(416) 864 - 6200

Tax & Trade Blog

  • Home
    Home This is where you can find all the blog posts throughout the site.
  • Categories
    Categories Displays a list of categories from this blog.
  • Tags
    Tags Displays a list of tags that have been used in the blog.
  • Bloggers
    Bloggers Search for your favorite blogger from this site.
  • Archives
    Archives Contains a list of blog posts that were created previously.

Protecting your Electronic Devices from Seizure

Posted by on in Tax Law
  • Font size: Larger Smaller
  • Hits: 1773
  • Subscribe to this entry
  • Print

One of the emerging areas in criminal law in the 21st century are the rules that surround the search and seizure of electronic devices like computers, notebooks and smartphones – particularly where those devices contain information covered by Solicitor-Client Privilege.

When the CRA executes a Search Warrant in the tax consequence, and seizes electronic storage devices like a notebook or an iPhone, the party subject to the Warrant may still rely on a claim of Solicitor-Client Privilege. This results in a unique court process which deals with how to isolate privileged documents that are otherwise stored in the device alongside non-privileged ones.

A recent case before British Columbia Supreme Court dealt with this issue, and is a good read for persons finding themselves subject to such a seizure.

In Solicitor-Client Privilege of Things Seized (Re), 2019 BCSC 91, a CRA forensics team had seized electronic storage devices which the taxpayers (who were unnamed) claimed contained information that was subject to Solicitor-Client Privilege.
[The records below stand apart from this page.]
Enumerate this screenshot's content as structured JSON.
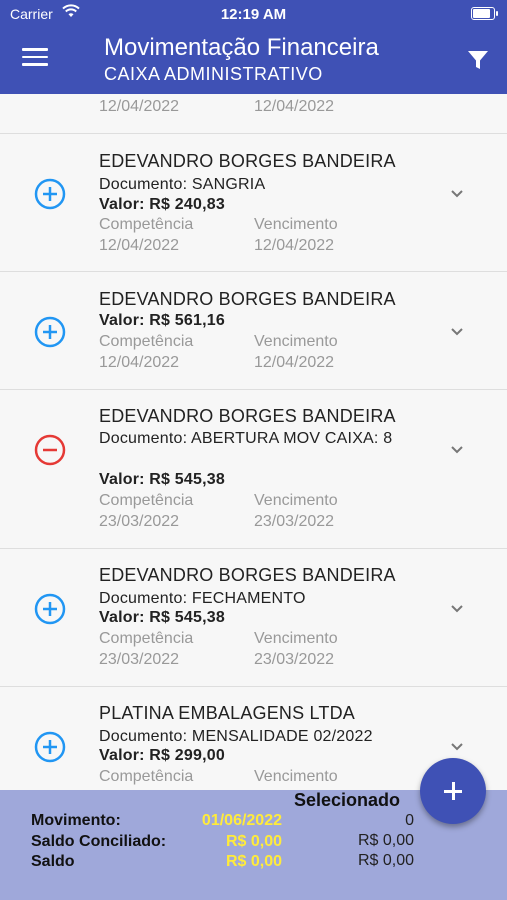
{
  "status_bar": {
    "carrier": "Carrier",
    "time": "12:19 AM"
  },
  "header": {
    "title": "Movimentação Financeira",
    "subtitle": "CAIXA ADMINISTRATIVO"
  },
  "labels": {
    "competencia": "Competência",
    "vencimento": "Vencimento"
  },
  "partial_card": {
    "competencia_date": "12/04/2022",
    "vencimento_date": "12/04/2022"
  },
  "cards": [
    {
      "name": "EDEVANDRO BORGES BANDEIRA",
      "documento": "Documento: SANGRIA",
      "valor": "Valor: R$ 240,83",
      "competencia_date": "12/04/2022",
      "vencimento_date": "12/04/2022",
      "type": "plus",
      "color": "#2196f3"
    },
    {
      "name": "EDEVANDRO BORGES BANDEIRA",
      "valor": "Valor: R$ 561,16",
      "competencia_date": "12/04/2022",
      "vencimento_date": "12/04/2022",
      "type": "plus",
      "color": "#2196f3"
    },
    {
      "name": "EDEVANDRO BORGES BANDEIRA",
      "documento": "Documento: ABERTURA MOV CAIXA: 8",
      "valor": "Valor: R$ 545,38",
      "competencia_date": "23/03/2022",
      "vencimento_date": "23/03/2022",
      "type": "minus",
      "color": "#e53935"
    },
    {
      "name": "EDEVANDRO BORGES BANDEIRA",
      "documento": "Documento: FECHAMENTO",
      "valor": "Valor: R$ 545,38",
      "competencia_date": "23/03/2022",
      "vencimento_date": "23/03/2022",
      "type": "plus",
      "color": "#2196f3"
    },
    {
      "name": "PLATINA EMBALAGENS LTDA",
      "documento": "Documento: MENSALIDADE 02/2022",
      "valor": "Valor: R$ 299,00",
      "type": "plus",
      "color": "#2196f3"
    }
  ],
  "footer": {
    "selecionado_label": "Selecionado",
    "movimento_label": "Movimento:",
    "movimento_date": "01/06/2022",
    "movimento_selected": "0",
    "saldo_conciliado_label": "Saldo Conciliado:",
    "saldo_conciliado_value": "R$ 0,00",
    "saldo_conciliado_selected": "R$ 0,00",
    "saldo_label": "Saldo",
    "saldo_value": "R$ 0,00",
    "saldo_selected": "R$ 0,00"
  },
  "colors": {
    "primary": "#3f51b5",
    "footer_bg": "#9fa8da",
    "highlight": "#ffeb3b",
    "plus": "#2196f3",
    "minus": "#e53935"
  }
}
The search of the devices was suspended pending the identification and isolation of Privileged materials—but the parties were unable to agree on the appropriate process to deal with the Privileged documents.

At the subsequent hearing in the BC provincial courts, the CRA argued that it would be sufficient for the CRA forensics team to resume their search of the electronic devices in an area physically separated from the CRA investigators who would only be given access to data that was not ‘quarantined’ by reason of Privilege. The taxpayer’s position was that this method would not protect Solicitor-Client Privilege and that the search could only resume in accordance with the procedure set out in Lavallee, Rackel & Heintz v Canada (Attorney Genera) (2002 SCC 61).
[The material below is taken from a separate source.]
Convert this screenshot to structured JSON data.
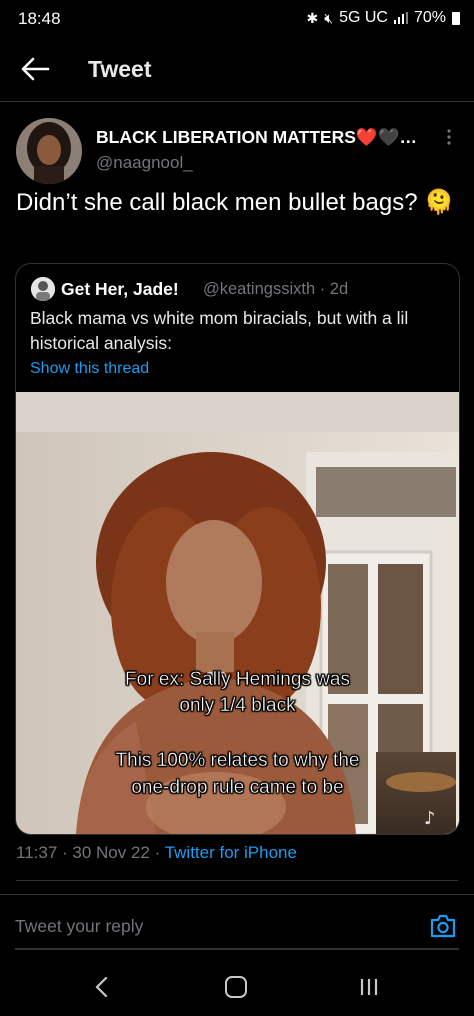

That process required the court to appoint an ‘independent referee’ to take possession of all seized materials who would then facilitate the identification of Privileged materials. Only when all Privileged materials were identified was the CRA able to obtain access to the remaining Non-Privileged documents. Here, the taxpayers pointed out that the CRA’s forensics unit would be searching the electronic devices rather than an independent forensics team.

In deciding the matter, the BC court found that appointing an independent referee to handle the allegedly privileged information was not required to protect Solicitor-Client Privilege, concluding that this particular safe-guard was “more appropriate” in circumstances where a law firm was the subject of the Search Warrants (seeking the client information in the hands of the law firm). Instead, the court found that taxpayer and CRA counsel were best suited to review a copy of the materials to identify which of them were privileged before the CRA continued its investigation.
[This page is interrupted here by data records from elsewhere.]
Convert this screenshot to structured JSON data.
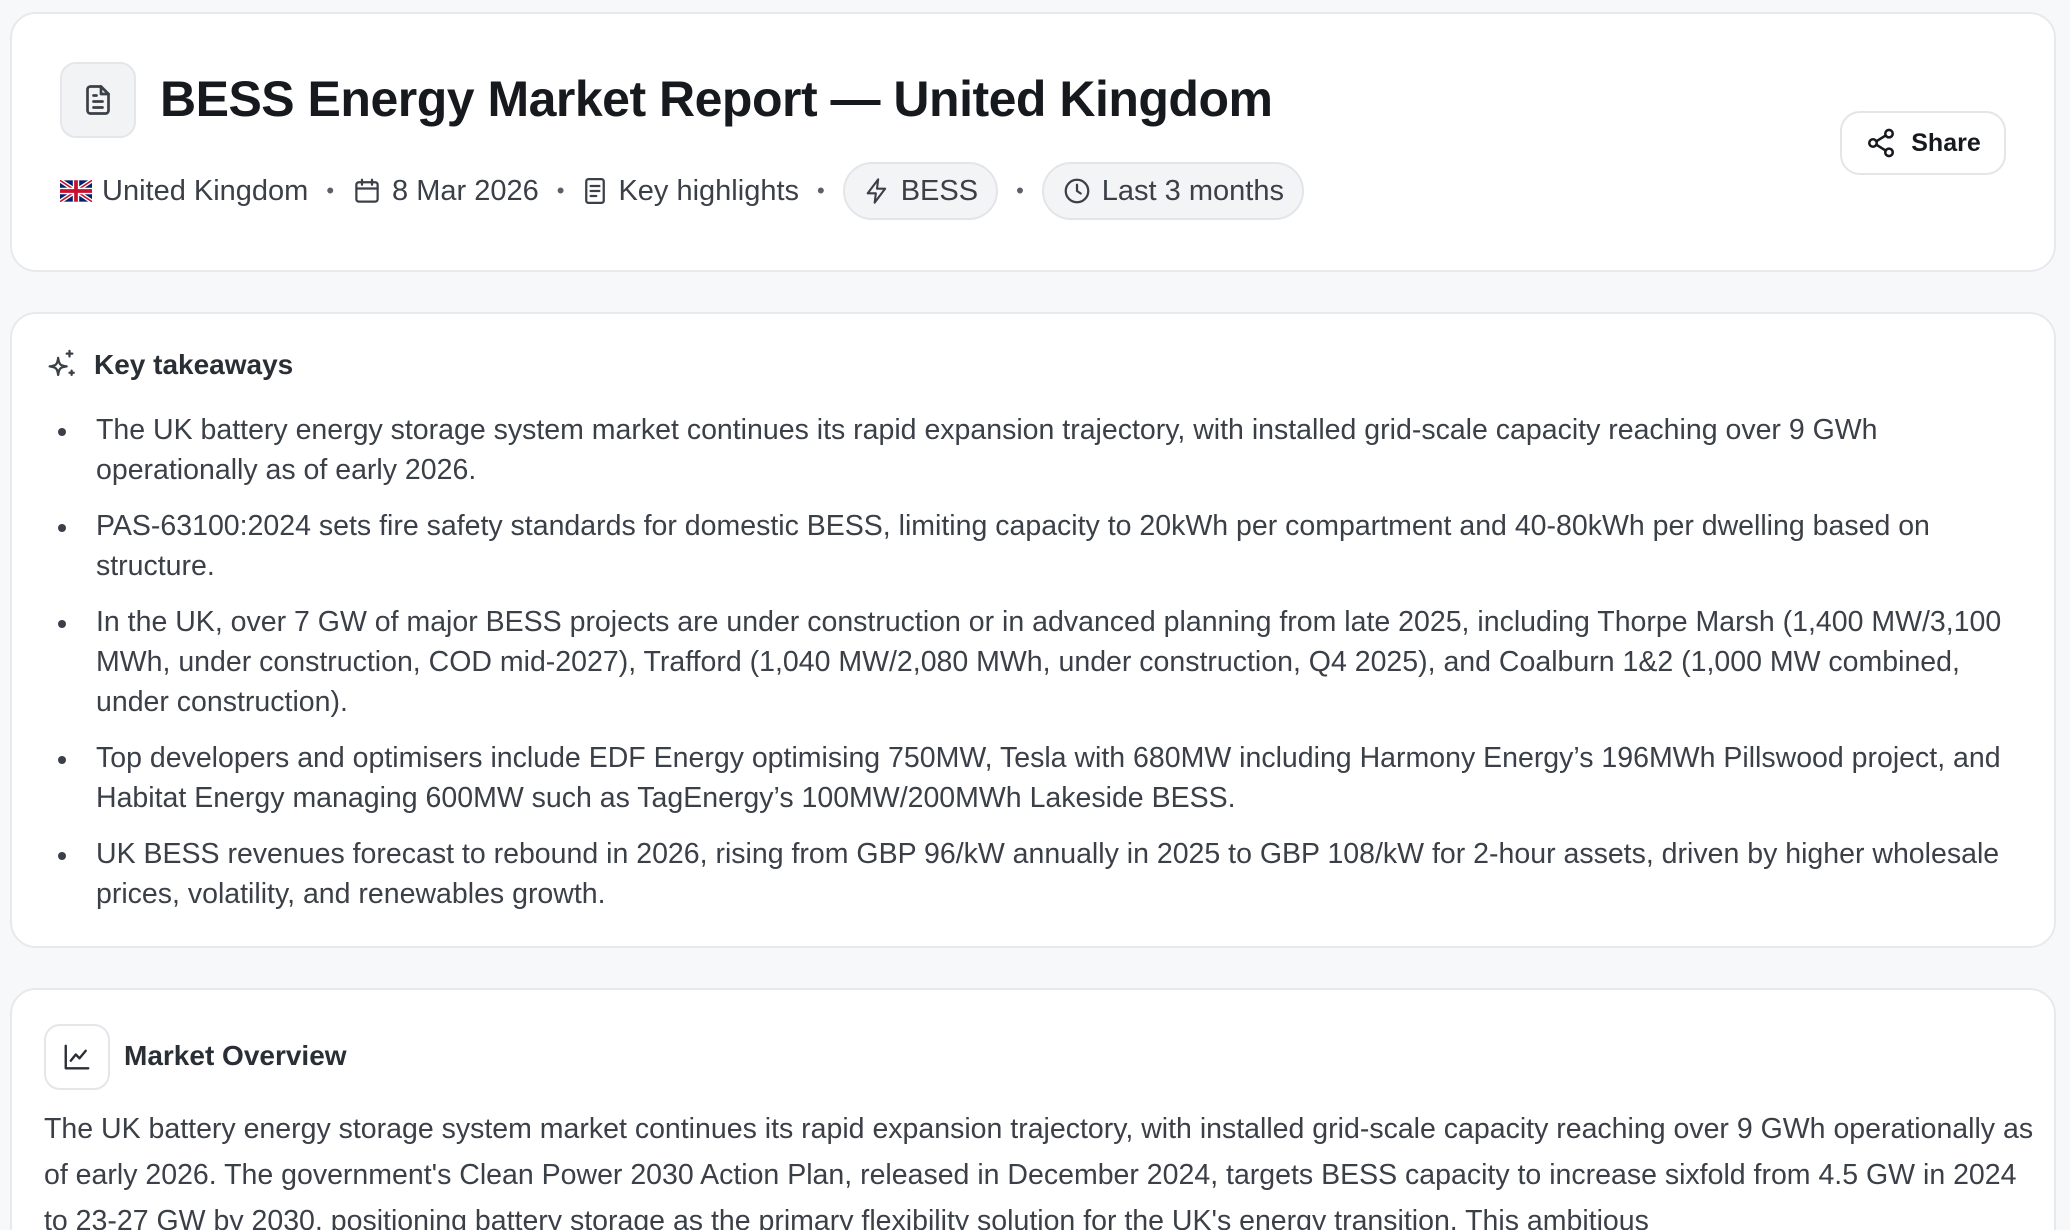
{
  "header": {
    "title": "BESS Energy Market Report — United Kingdom",
    "meta": {
      "country": "United Kingdom",
      "date": "8 Mar 2026",
      "type": "Key highlights",
      "tag": "BESS",
      "period": "Last 3 months",
      "separator": "•"
    },
    "share_label": "Share"
  },
  "takeaways": {
    "title": "Key takeaways",
    "items": [
      "The UK battery energy storage system market continues its rapid expansion trajectory, with installed grid-scale capacity reaching over 9 GWh operationally as of early 2026.",
      "PAS-63100:2024 sets fire safety standards for domestic BESS, limiting capacity to 20kWh per compartment and 40-80kWh per dwelling based on structure.",
      "In the UK, over 7 GW of major BESS projects are under construction or in advanced planning from late 2025, including Thorpe Marsh (1,400 MW/3,100 MWh, under construction, COD mid-2027), Trafford (1,040 MW/2,080 MWh, under construction, Q4 2025), and Coalburn 1&2 (1,000 MW combined, under construction).",
      "Top developers and optimisers include EDF Energy optimising 750MW, Tesla with 680MW including Harmony Energy’s 196MWh Pillswood project, and Habitat Energy managing 600MW such as TagEnergy’s 100MW/200MWh Lakeside BESS.",
      "UK BESS revenues forecast to rebound in 2026, rising from GBP 96/kW annually in 2025 to GBP 108/kW for 2-hour assets, driven by higher wholesale prices, volatility, and renewables growth."
    ]
  },
  "overview": {
    "title": "Market Overview",
    "body": "The UK battery energy storage system market continues its rapid expansion trajectory, with installed grid-scale capacity reaching over 9 GWh operationally as of early 2026. The government's Clean Power 2030 Action Plan, released in December 2024, targets BESS capacity to increase sixfold from 4.5 GW in 2024 to 23-27 GW by 2030, positioning battery storage as the primary flexibility solution for the UK's energy transition. This ambitious"
  }
}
To that end, the BC Court ordered that:

(1) Two perfect copies of the electronic devices should be made with a copy being provided to the court. The CRA should then delete any and all materials it had copied from the devices and swear and affidavit that this had been completed.

(2) The second copy was then to be provided to a court-appointed forensic computer technician. The taxpayers would then provide a list of privileged materials to the technician who would isolate the privileged documents.

(3) Only after the materials were isolated would the technician be permitted to provide their copy of the materials to the CRA’s forensics team.

By way of commentary, the takeaway here is that taxpayers have a right to assert Solicitor-Client Privilege over documents seized by the CRA and other provincial tax authorities, even if on electronic devices. Thereafter, taxpayers can expect an independent process to have the Privileged information isolated within electronic devices before the information is given to the CRA or provincial tax authority.

Taxpayers in the unenviable position of responding to a Search Warrant like this should immediately seek expert legal advice to defend their rights.

Need assistance in this area?  If so, please click here.

Want a PDF copy of this blog?


Last modified on


  • No comments made yet. Be the first to submit a comment

Leave your comment

Guest Tuesday, 30 May 2023

Toronto Office

24 Duncan Street, Third Floor, Toronto, Ontario, M5V 2B8 Canada
Phone: (416) 864-6200| Fax: (416) 864-6201

Client Login

To access the Millar Kreklewetz LLP secure client file transfer system, please log in.